What an odd little film Transit (opening at Landmark’s Shattuck Cinemas on Friday, March 22) is. Based on Anna Segher’s 1944 novel of the same name, its director, Christian Petzold, has attempted — with mixed results — to transpose the novel’s World War II-specific plot to the 21st century.
Georg (Franz Rogowski) is a concentration camp escapee gone to ground in France, now apparently crushed beneath the boot heel of an authoritarian regime. Police vans roar through the streets with alarming frequency, while militarized raids to round up illegals, spies, and other ‘troublemakers’ have become a normal part of everyday life.
An opportunity to earn enough money for an exit visa arises when a fellow refugee asks Georg to deliver two letters on his behalf to a writer named Weidel. One of the letters is from Weidel’s wife; the other from the Mexican consulate informing him he’s been granted safe passage to North America.
Georg accepts the mission, but arrives too late: Weidel has committed suicide in his hotel room. Fleeing south with the late writer’s papers in hand, Georg heads for the Mexican embassy, befriends the son of a deceased comrade, and experiences a series of encounters with a mysterious woman (Never Look Away’s Paula Beer) who flits in and out of the story until her centrality to the film’s narrative becomes clearer.
A consulate official mistakes Georg for Weidel, offering him a chance to escape that doesn’t involve a dangerous trek across the Pyrenees. There’s a significant complication, though: the mystery woman turns out to be Weidel’s widow, and she’ll be expected to accompany Georg aboard ship. Even worse, she has no idea her husband is dead.
Much of Transit’s action takes place in the small café where its characters congregate — and where the proprietor serves double duty as the film’s all-seeing narrator. The café apparently serves great pizza: Petzold seems oddly intent on focusing on the ‘pie of the day’ sign that regularly adorns Georg’s table.
Shot in and around Marseilles, Transit makes no attempt to disguise the fact that it’s set in the present day. The vehicles we see are modern ones; the police wear the kind of over-the-top riot gear Parisians might see at a gilets jaunes protest. Several elements of contemporary life are missing, however: there are no computers, no cell phones, and no televisions — in fact, 1950s-vintage typewriters seem to be the most up-to-date communication devices available.
This allows Transit to maintain a level of suspense that would otherwise be absent in our totally wired digital age, but it also forces the audience to suspend belief in the film’s version of reality. There’s no suggestion that what we are shown exists in an alternate or parallel universe: it seems exactly like the present day, minus consumer electronics.

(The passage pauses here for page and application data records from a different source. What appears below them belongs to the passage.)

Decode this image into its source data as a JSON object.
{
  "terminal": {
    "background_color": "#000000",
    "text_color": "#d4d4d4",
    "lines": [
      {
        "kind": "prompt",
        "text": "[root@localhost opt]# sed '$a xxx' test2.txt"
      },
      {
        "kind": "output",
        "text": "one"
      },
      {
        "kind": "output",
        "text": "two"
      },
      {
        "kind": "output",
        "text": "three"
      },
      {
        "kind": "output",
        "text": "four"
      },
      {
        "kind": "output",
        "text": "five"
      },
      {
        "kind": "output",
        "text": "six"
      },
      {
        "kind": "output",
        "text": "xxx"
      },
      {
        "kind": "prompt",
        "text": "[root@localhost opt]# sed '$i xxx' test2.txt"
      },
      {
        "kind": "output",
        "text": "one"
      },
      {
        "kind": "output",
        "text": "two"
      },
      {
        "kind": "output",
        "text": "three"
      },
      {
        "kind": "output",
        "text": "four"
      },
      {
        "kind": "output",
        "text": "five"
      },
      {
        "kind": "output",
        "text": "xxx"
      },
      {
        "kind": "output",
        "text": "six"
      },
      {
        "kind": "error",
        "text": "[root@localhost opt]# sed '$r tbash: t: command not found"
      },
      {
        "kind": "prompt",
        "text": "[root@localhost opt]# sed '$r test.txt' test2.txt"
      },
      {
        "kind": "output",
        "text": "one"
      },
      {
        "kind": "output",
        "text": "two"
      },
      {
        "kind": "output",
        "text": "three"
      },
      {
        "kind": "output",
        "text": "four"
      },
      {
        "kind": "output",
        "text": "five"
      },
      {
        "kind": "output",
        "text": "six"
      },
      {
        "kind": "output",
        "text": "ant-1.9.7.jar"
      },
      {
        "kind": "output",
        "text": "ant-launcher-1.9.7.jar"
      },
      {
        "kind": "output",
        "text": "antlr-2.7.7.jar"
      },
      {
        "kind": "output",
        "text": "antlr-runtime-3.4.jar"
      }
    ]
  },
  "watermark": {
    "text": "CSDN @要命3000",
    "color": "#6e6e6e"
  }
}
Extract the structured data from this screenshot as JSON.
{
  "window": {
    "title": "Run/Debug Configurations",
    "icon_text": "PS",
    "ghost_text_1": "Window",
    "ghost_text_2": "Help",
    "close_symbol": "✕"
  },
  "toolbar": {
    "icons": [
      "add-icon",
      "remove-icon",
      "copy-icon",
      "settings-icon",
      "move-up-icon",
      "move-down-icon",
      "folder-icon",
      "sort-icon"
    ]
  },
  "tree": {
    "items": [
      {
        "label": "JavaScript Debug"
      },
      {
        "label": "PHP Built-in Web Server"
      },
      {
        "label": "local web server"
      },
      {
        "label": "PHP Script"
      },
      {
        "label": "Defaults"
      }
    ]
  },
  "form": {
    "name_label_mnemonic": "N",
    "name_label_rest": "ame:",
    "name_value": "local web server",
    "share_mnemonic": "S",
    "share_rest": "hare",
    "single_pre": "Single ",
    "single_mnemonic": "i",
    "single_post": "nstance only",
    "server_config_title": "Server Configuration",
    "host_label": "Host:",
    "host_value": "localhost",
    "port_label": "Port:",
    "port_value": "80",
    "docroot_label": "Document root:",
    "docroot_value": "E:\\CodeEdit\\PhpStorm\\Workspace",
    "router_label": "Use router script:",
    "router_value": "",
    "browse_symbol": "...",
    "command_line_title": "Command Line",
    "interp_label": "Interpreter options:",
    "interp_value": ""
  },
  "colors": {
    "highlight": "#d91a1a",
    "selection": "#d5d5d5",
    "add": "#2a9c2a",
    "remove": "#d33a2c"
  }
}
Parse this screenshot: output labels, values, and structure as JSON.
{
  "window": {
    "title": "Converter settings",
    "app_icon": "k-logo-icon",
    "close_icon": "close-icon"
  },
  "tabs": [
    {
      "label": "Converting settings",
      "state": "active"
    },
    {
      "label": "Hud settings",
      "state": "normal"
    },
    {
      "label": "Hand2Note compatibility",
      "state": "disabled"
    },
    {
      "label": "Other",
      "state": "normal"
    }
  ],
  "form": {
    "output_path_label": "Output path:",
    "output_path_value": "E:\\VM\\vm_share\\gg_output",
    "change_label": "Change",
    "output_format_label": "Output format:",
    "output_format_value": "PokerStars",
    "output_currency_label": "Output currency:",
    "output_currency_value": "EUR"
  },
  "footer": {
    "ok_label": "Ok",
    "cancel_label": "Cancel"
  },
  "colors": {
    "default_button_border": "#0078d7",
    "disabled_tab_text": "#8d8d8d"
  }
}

Though I haven’t read Segher’s novel, the brief precis provided by Wikipedia suggests it was informed by events the author witnessed during the Second World War: consequently, cognitive dissonance kicks in when we see thuggish French police rounding up helpless German refugees. Perhaps Petzold intended Transit as commentary on western society’s yawning indifference to the plight of the poor, tired, huddled masses of the present day, but it’s a jarring cinematic experience nonetheless.